Skin cancer has been identified as a key area in the English health strategy.
Review of trends in the epidemiology of melanoma by age, sex and social class can contribute to ensuring that preventive efforts are targeted appropriately and subsequently to monitoring the effects of campaigns.
Registration rates of new cases of malignant melanoma increased sharply in both sexes between 1971 and 1989 by 190% in men and 137% in women.
Between 1970/1972 and 1990/1992 age-standardized mortality rates increased by 92% in men and 43% in women.
In the 15-34 age group mortality rates have declined in women since the late 1970s whilst remaining level in men.
The pattern of significantly higher mortality for both men and women in non-manual occupational groups had by the early 1980s diminished in women although it remained in men.
In non-manual groups the mortality rate was higher in men than in women whilst for manual groups the opposite was true.
A difference in trends in mortality from malignant melanoma between the sexes was demonstrated.
Men are an important target group for preventive efforts despite their lower incidence of melanoma.
They have a higher mortality rate which is increasing, less knowledge about appropriate primary and secondary preventive measures, present later with disease and respond less to traditional health education approaches.
The findings have implications for the planning of primary and secondary prevention programmes.
Mots-clés Pascal : Mélanome malin, Tumeur maligne, Peau pathologie, Homme, Epidémiologie, Royaume Uni, Europe, Age, Sexe, Mortalité, Prévention, Programme sanitaire, Etude longitudinale
Mots-clés Pascal anglais : Malignant melanoma, Malignant tumor, Skin disease, Human, Epidemiology, United Kingdom, Europe, Age, Sex, Mortality, Prevention, Sanitary program, Follow up study

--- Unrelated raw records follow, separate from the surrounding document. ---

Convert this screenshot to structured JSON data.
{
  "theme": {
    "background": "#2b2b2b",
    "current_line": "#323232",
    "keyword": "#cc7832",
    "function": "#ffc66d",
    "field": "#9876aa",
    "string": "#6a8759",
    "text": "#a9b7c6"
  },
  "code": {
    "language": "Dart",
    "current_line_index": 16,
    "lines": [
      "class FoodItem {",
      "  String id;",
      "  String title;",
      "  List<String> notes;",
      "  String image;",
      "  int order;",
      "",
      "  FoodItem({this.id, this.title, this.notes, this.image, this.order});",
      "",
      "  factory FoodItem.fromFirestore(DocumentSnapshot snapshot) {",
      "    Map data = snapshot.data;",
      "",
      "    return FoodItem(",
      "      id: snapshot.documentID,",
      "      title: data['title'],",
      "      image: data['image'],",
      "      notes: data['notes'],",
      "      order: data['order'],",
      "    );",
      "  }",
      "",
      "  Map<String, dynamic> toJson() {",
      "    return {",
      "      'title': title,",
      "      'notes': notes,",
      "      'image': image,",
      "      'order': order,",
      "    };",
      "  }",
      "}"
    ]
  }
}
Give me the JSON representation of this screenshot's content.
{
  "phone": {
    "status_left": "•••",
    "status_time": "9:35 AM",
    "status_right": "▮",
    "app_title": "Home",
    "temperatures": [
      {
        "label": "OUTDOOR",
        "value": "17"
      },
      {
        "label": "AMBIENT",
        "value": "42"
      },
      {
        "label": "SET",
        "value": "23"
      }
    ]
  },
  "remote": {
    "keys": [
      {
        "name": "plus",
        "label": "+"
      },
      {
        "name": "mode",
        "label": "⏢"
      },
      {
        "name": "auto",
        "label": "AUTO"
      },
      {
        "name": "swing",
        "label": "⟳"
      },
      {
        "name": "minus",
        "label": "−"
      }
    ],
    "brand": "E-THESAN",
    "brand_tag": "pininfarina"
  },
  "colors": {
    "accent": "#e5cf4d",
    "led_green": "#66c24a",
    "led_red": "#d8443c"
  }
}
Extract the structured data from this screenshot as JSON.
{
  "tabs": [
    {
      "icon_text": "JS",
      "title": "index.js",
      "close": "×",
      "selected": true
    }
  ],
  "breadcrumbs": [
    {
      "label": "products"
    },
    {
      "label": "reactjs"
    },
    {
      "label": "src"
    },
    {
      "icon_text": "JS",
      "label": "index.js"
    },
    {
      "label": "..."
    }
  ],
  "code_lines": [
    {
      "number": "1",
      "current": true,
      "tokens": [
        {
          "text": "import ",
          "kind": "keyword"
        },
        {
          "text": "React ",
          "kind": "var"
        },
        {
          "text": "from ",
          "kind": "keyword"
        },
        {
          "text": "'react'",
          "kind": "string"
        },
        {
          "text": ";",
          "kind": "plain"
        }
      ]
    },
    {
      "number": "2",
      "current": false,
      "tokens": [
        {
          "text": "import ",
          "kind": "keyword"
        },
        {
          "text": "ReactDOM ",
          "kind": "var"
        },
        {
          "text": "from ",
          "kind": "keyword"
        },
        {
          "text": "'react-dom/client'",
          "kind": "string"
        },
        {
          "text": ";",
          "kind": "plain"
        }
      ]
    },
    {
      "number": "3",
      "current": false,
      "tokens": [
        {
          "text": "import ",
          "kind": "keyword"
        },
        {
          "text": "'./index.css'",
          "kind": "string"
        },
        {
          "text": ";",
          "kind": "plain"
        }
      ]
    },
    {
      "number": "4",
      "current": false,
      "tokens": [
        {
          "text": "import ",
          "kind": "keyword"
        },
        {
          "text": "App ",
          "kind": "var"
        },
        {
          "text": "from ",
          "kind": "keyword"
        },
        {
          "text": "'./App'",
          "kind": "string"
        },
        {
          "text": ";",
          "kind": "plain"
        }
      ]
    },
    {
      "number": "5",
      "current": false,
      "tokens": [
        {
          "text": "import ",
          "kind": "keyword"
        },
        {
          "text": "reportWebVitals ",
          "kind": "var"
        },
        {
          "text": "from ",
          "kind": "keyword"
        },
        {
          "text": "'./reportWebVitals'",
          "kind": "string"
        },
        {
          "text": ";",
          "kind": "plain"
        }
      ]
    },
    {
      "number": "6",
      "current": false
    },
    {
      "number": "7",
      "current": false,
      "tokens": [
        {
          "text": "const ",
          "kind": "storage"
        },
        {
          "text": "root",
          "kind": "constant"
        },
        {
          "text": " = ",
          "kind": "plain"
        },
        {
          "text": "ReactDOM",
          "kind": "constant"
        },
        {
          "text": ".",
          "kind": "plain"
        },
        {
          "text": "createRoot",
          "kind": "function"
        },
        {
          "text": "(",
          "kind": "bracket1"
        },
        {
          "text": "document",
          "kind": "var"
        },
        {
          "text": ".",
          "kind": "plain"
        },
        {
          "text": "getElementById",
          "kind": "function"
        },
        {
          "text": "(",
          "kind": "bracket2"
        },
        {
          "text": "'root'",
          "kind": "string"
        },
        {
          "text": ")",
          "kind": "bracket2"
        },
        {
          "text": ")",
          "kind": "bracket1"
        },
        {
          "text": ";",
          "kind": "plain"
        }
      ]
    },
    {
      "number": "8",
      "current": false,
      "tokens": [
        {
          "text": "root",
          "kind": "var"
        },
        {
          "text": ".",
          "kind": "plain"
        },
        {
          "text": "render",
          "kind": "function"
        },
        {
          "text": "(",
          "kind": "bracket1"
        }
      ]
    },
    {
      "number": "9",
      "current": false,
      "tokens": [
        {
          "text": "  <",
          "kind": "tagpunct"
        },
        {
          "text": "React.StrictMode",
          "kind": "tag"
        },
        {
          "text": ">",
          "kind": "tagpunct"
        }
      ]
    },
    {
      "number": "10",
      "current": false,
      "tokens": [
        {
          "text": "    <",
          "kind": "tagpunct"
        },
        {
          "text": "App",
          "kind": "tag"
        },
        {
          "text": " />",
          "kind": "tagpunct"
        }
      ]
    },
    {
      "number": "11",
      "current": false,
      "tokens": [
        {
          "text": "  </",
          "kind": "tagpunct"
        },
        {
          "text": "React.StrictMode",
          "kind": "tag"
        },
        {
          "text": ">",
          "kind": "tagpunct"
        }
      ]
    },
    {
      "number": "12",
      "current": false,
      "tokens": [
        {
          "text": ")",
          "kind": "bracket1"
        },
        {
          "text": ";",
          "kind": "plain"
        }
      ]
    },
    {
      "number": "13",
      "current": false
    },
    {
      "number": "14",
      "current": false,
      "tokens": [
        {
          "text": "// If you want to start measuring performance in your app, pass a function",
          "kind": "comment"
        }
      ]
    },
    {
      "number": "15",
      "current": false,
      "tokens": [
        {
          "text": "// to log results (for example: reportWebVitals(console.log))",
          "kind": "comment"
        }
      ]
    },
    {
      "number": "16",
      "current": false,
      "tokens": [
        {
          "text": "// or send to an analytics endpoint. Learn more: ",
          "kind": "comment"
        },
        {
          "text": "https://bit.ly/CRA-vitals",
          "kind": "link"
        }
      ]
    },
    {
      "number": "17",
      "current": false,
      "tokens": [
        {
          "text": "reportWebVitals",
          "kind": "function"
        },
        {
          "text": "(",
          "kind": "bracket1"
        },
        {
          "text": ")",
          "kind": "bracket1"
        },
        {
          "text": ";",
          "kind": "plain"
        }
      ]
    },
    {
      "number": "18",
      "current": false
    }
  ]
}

Notice produite par :
Inist-CNRS - Institut de l'Information Scientifique et Technique
Cote : 95-0554445
Code Inist : 002B08A. Création : 01/03/1996.